- Listen as Victor Davis Hanson gives listeners a guided tour of his book The Second World Wars on The Classicist. Available here.
- How were the Axis powers able to instigate the most lethal conflict in human history? Find out in part one of two with Victor Davis Hanson on Uncommon Knowledge. Available here.
- Could the Axis powers have won? What are the counterfactuals for World War II? Find out in part two of two with Victor Davis Hanson on Uncommon Knowledge. Available here
- Listen to “The Second World Wars: How the First Global Conflict Was Fought and Won,” part one of three with Victor Davis Hanson on The John Batchelor Show. Available here.
- Listen to “The Second World Wars: How the First Global Conflict Was Fought and Won,” part two of three with Victor Davis Hanson on The John Batchelor Show. Available here.
- Listen to “The Second World Wars: How the First Global Conflict Was Fought and Won,” part three of three with Victor Davis Hanson on The John Batchelor Show. Available here.
When stronger nations behave as if they're unlikely to respond to aggression, tragic consequences often follow.
This is why it’s imperative to understand that deterrence requires more than just military might. For deterrence to effectively prevent conflict, it also requires the willingness to use that might.
There is no greater example of this than the Second World War.

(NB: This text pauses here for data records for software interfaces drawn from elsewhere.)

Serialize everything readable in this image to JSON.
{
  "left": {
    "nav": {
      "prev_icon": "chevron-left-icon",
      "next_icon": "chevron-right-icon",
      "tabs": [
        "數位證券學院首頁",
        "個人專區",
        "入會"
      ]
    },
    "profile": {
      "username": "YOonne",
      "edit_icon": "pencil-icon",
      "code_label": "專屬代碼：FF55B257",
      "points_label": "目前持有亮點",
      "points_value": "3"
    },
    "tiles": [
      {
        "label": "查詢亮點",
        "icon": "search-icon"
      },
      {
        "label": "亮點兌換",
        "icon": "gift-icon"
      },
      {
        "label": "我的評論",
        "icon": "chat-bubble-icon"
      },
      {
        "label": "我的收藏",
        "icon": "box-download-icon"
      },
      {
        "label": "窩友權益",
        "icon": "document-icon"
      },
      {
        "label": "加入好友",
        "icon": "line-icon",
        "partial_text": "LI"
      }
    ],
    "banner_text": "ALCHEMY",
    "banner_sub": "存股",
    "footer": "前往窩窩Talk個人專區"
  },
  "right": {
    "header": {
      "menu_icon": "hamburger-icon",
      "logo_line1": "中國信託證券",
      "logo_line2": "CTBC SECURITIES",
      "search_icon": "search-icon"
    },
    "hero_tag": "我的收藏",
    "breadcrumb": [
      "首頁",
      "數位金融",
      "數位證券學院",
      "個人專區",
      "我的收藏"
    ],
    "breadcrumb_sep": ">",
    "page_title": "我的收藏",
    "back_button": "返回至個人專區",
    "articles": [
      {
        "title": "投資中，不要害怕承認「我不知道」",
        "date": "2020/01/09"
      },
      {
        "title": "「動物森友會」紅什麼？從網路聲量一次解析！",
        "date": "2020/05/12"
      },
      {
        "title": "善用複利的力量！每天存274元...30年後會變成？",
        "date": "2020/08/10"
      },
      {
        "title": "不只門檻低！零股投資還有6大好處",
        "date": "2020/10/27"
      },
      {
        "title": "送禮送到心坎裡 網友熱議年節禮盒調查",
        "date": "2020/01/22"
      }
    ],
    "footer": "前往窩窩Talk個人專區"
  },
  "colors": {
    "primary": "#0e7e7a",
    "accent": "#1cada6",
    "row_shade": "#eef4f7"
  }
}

From the beginning, it was abundantly clear that the Allied nations - led by the United States, Great Britain, and the Soviet Union, were stronger than the Axis powers of Germany, Japan, and Italy. They had over 3 times the industrial capacity of the Axis powers, and had superior weaponry on land, sea, and in the air.
But despite their obvious power, the Allies projected weakness and timidity from the outset. As German tanks rolled through Eastern Europe, the allies were declaring "peace for our time." And their lack of resolve sent a clear signal - the Axis powers could continue their military conquests, and the Allies would not intervene.
It was only after years of bloodshed that all sides could agree on who was stronger.
The devastating reality is that if the Allies would have demonstrated their power from the beginning - and their
willingness to use it - it might have averted World War II and saved millions of lives.
Unfortunately, based on its current deterrence efforts, it seems that the US has not fully learned this tragic lesson.
Today, the United States is an unrivaled conventional military power. There is no military that even comes close to the power of the United States’ carrier force, strategic assets, nuclear ability, or battle-hardened troops.
But again, deterrence is more than just military might - it's also a mindset. And for too long, the United States has projected only weakness and indecision to its enemies, OR been bogged down in questionable interventions abroad.
Because of this, belligerent actors in North Korea and the Middle East have concluded over the years that the US is unwilling to use its military strength effectively, and they have acted accordingly ever since.
Without deterrence, the end result is a more dangerous world where our enemies believe they can profit from violence and aggression.
We cannot allow this trend to continue.
The lessons of history remain clear. Preventing conflict comes down to having the capability to exert force, and the clear willingness to use it when needed.